“Despite the tremendous recent growth and hype around artificial intelligence (AI) applications, many people are understandably suspicious of AI,” said Haynes. “This makes the process of building trust with users a critical part of deploying an AI system, but misgendering a person can be a glaring mistake that can quickly erode a user’s trust in an entire product or company.”

Haynes said pronouns are tricky because the English language is often ambiguous when it comes to gender. Names like Taylor and Leslie can be unisex, whereas nouns like doctor or secretary often carry gendered connotations even though they’re not explicitly gendered, he said.

“Because AI is built and trained by humans, AI systems inherit the same challenges and biases in the use of language that its human creators and users experience,” said Haynes.

. . . .

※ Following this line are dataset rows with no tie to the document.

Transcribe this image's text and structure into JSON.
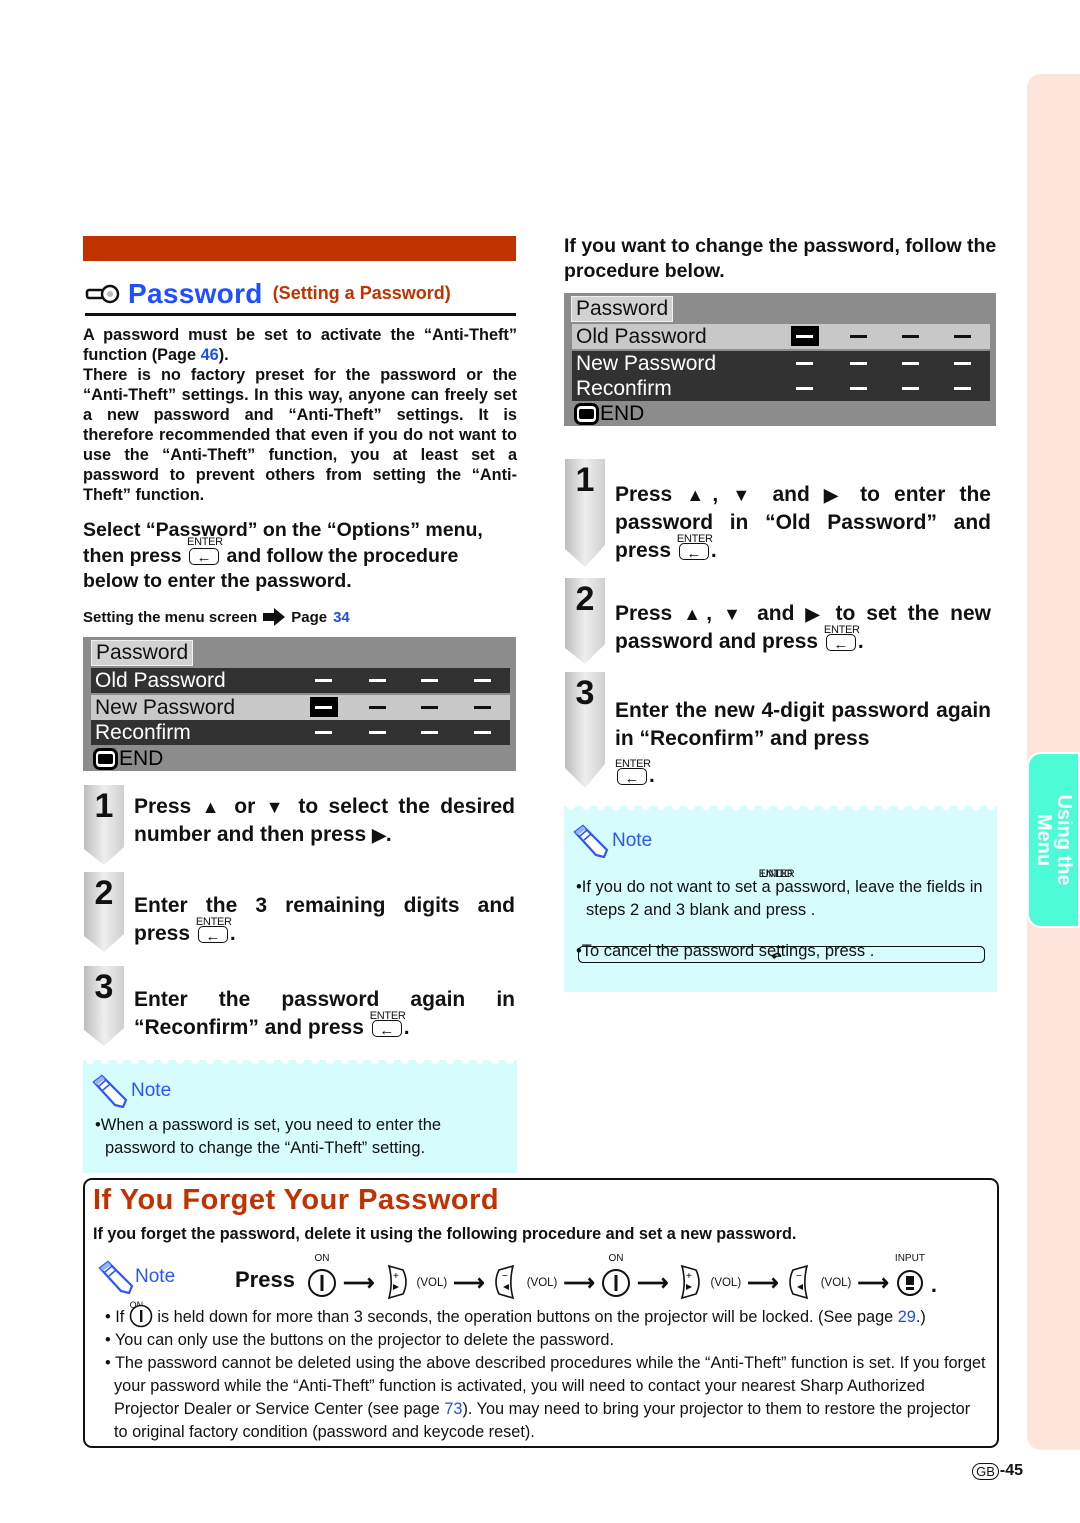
{
  "side_tab": {
    "label_line1": "Using the",
    "label_line2": "Menu",
    "color": "#4dfcd6",
    "strip_color": "#fde5dc"
  },
  "section": {
    "title": "Password",
    "subtitle": "(Setting a Password)",
    "accent_red": "#c03200",
    "accent_blue": "#1f4fff",
    "intro_1a": "A password must be set to activate the “Anti-Theft” function (Page ",
    "intro_1_link": "46",
    "intro_1b": ").",
    "intro_2": "There is no factory preset for the password or the “Anti-Theft” settings. In this way, anyone can freely set a new password and “Anti-Theft” settings. It is therefore recommended that even if you do not want to use the “Anti-Theft” function, you at least set a password to prevent others from setting the “Anti-Theft” function.",
    "lead_a": "Select “Password” on the “Options” menu, then press",
    "lead_b": "and follow the procedure below to enter the password.",
    "menu_ref_label": "Setting the menu screen",
    "menu_ref_page_prefix": "Page",
    "menu_ref_page": "34"
  },
  "enter_key_label": "ENTER",
  "undo_key_label": "UNDO",
  "osd_left": {
    "title": "Password",
    "rows": [
      {
        "label": "Old Password",
        "state": "dark"
      },
      {
        "label": "New Password",
        "state": "selected"
      },
      {
        "label": "Reconfirm",
        "state": "dark"
      }
    ],
    "end_label": "END"
  },
  "osd_right": {
    "title": "Password",
    "rows": [
      {
        "label": "Old Password",
        "state": "selected"
      },
      {
        "label": "New Password",
        "state": "dark"
      },
      {
        "label": "Reconfirm",
        "state": "dark"
      }
    ],
    "end_label": "END"
  },
  "steps_left": [
    {
      "num": "1",
      "text_a": "Press",
      "text_b": "or",
      "text_c": "to select the desired number and then press",
      "text_d": "."
    },
    {
      "num": "2",
      "text_a": "Enter the 3 remaining digits and press",
      "text_b": "."
    },
    {
      "num": "3",
      "text_a": "Enter the password again in “Reconfirm” and press",
      "text_b": "."
    }
  ],
  "note_left": {
    "heading": "Note",
    "items": [
      "When a password is set, you need to enter the password to change the “Anti-Theft” setting."
    ]
  },
  "right": {
    "lead": "If you want to change the password, follow the procedure below."
  },
  "steps_right": [
    {
      "num": "1",
      "text_a": "Press",
      "text_b": "and",
      "text_c": "to enter the password in “Old Password” and press",
      "text_d": "."
    },
    {
      "num": "2",
      "text_a": "Press",
      "text_b": "and",
      "text_c": "to set the new password and press",
      "text_d": "."
    },
    {
      "num": "3",
      "text_a": "Enter the new 4-digit password again in “Reconfirm” and press",
      "text_b": "."
    }
  ],
  "note_right": {
    "heading": "Note",
    "item1_a": "If you do not want to set a password, leave the fields in steps 2 and 3 blank and press",
    "item1_b": ".",
    "item2_a": "To cancel the password settings, press",
    "item2_b": "."
  },
  "forget": {
    "title": "If You Forget Your Password",
    "intro": "If you forget the password, delete it using the following procedure and set a new password.",
    "note_label": "Note",
    "press_label": "Press",
    "on_label": "ON",
    "vol_label": "(VOL)",
    "input_label": "INPUT",
    "end_dot": ".",
    "bullet1_a": "If",
    "bullet1_b": "is held down for more than 3 seconds, the operation buttons on the projector will be locked. (See page ",
    "bullet1_link": "29",
    "bullet1_c": ".)",
    "bullet2": "You can only use the buttons on the projector to delete the password.",
    "bullet3_a": "The password cannot be deleted using the above described procedures while the “Anti-Theft” function is set. If you forget your password while the “Anti-Theft” function is activated, you will need to contact your nearest Sharp Authorized Projector Dealer or Service Center (see page ",
    "bullet3_link": "73",
    "bullet3_b": ").  You may need to bring your projector to them to restore the projector to original factory condition (password and keycode reset)."
  },
  "page_number": {
    "region": "GB",
    "number": "-45"
  }
}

Programs like Smart Compose are created with natural language generation, a method by which computers analyze the relationships between words in text written by humans and learn to write sentences of their own.

“The (process) successfully captures analogy relations, such as ‘Man is to king as woman is to queen.’ However, the same (process) also yields ‘Man is to doctor as woman is to nurse’ and ‘Man is to computer programmer as woman is to homemaker,'” said said Londa Schiebinger, professor of History of Science at Stanford University and author of a case study on gender and ethnic bias in machine learning algorithms. “Taking no action means that we may relive the 1950s indefinitely.”

. . . .

Agolo, a New York-based startup, uses artificial intelligence to summarize business documents. It is difficult for the company’s technology to reliably determine what pronoun goes with what name, said chief technology officer, Mohamed AlTantawy. To help with accuracy, company’s program pulls as much context from the document as possible.

“The rule here is if any task is intellectually hard for humans, it’s also hard to solve using AI,” said AlTantawy.

For example, take the sentence: “Andy and Alex met yesterday when she gave him the gift.”

“You have no way of knowing the gender of Andy or Alex,” said AlTantawy. “You would assume that Andy is a female because that name appeared first in the sentence.”

But additional context helps: “Andy and Alex met yesterday when she gave him the gift. Alex is a great mother.”

“Now this changed everything! It turns out that Alex is the female,” AlTantawy explained.

As another layer of fact-checking, Agolo also utilizes a database of known facts about companies that includes the headquarters, products and names and genders of prominent employees, AlTantawy said.

. . . .

Some autocomplete suggestions might not offend people but still have gender-related implications. In its iMessage application, Apple suggests “policemen” to complete “police” and “salesman” for “sales,” for example.

When you type the gender-neutral Korean sentence “Geubun-eun gyosu ibnida” into Google Translate, it gives you “He is a professor” in English. So does Microsoft’s translator app and Alibaba’s Language Service.

In December, Google published a press release that said the company was addressing gender bias by providing feminine and masculine translations for some gender-neutral words.

“Now you’ll get both a feminine and masculine translation for a single word — like ‘surgeon’ — when translating from English into French, Italian, Portuguese or Spanish. You’ll also get both translations when translating phrases and sentences from Turkish to English. For example, if you type ‘O bir doktor’ in Turkish, you’ll now get ‘She is a doctor’ and ‘He is a doctor’ as the gender-specific translations,” the statement reads.

Link to the rest at The Deseret News

Next Page »